The Iraqi government has been hard at work to overcome one of the biggest challenges standing in the way of internally displaced people returning to their areas of origin: completely destroyed homes.
As part of this effort, a housing complex in Salaheddine province was opened for families that have been living in displacement camps for years and cannot rebuild their homes at present.
The housing complex, which was completed in late November, includes 100 low cost homes and is one of several projects that officials hope would contribute towards containing the crisis of damaged homes in Salaheddine.
Khaled Mahjoub, director of the Salaheddine branch of the Ministry of Migration and Displacement, told Diyaruna the complex is "exclusively reserved for the most impoverished displaced families that cannot return as a result of complete destruction to their homes".
The complex, located in al-Qadisiyah area in northern Tikrit, includes small housing units supplied with water and electricity and is already housing all 100 families.
Two years ago, the ministry had launched another similar project where 1,500 caravan homes were built to house displaced families in the areas of Yathreb, Aziz Balad, Juzayrat and Um Shaeefa, Mahjoub said.
The project is still ongoing and "more such homes are being built in al-Rawashid area with help from the UNHCR", he said.
The "100 homes" housing complex was a result of joint efforts between the local authorities and the Ministry of Migration with support from the International Organisation for Migration (IOM), said Fazaa al-Shimmari, director of the Joint Monitoring and Co-ordination Centre between the Salaheddine government and the federal government.
Other housing projects
Al-Shimmari spoke to Diyaruna of the joint effort to build other complexes for displaced families with the help of international organisations, in order to support families that are suffering from abject poverty and improve their conditions.
"We are focusing on housing people from areas that were most affected by terrorist operations, such as Baiji district, al-Siniya and the outskirts of al-Sharqat," he added.
"So far, 3,000 compensation applications have been processed for families whose properties were damaged by the war and these families have received the funds," Salaheddine governor Ammar Jabr told Diyaruna.

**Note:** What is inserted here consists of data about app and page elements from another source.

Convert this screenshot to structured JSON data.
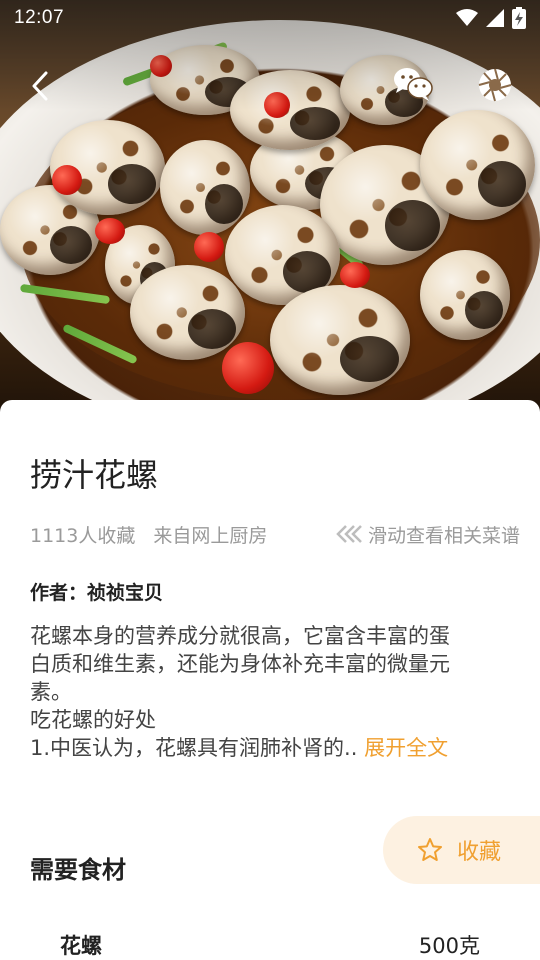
{
  "status_bar": {
    "time": "12:07"
  },
  "recipe": {
    "title": "捞汁花螺",
    "favorites": "1113人收藏",
    "source": "来自网上厨房",
    "swipe_hint": "滑动查看相关菜谱",
    "author_label": "作者：",
    "author_name": "祯祯宝贝",
    "description_lines": [
      "花螺本身的营养成分就很高，它富含丰富的蛋",
      "白质和维生素，还能为身体补充丰富的微量元",
      "素。",
      "吃花螺的好处",
      "1.中医认为，花螺具有润肺补肾的.."
    ],
    "expand_label": "展开全文"
  },
  "ingredients_section": {
    "title": "需要食材",
    "items": [
      {
        "name": "花螺",
        "amount": "500克"
      }
    ]
  },
  "favorite_button": {
    "label": "收藏"
  },
  "icons": {
    "back": "back-chevron-icon",
    "share": "wechat-icon",
    "camera": "camera-aperture-icon",
    "favorite": "star-outline-icon",
    "swipe": "double-chevron-left-icon"
  },
  "colors": {
    "accent": "#f0a030",
    "accent_bg": "#fdf1e1",
    "muted_text": "#9a9a9a"
  }
}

"There are 15,000 more applications that are being processed," he added.
However, the compensation only covers 20% of the total damage -- which does not cover the cost of rebuilding destroyed homes, he said, and should be increased.
Salaheddine's local government also gets 5,000 units out of a total of 100,000 low cost units the federal government is building across all Iraqi provinces for poor and displaced families.
The local government hopes the "National Housing Project" will alleviate the burden on IDPs and reinforce stability in the province, Jabr said.
The lots where the units will be built have already been designated, he said, and the designs have been completed, awaiting the start of construction work soon.
Jabr said they have requested more units be allocated to Salaheddine from the "National Housing Project", proportionately with the level of destruction to residential homes.
Statistics show there are still about 17,000 damaged homes in the province, he said.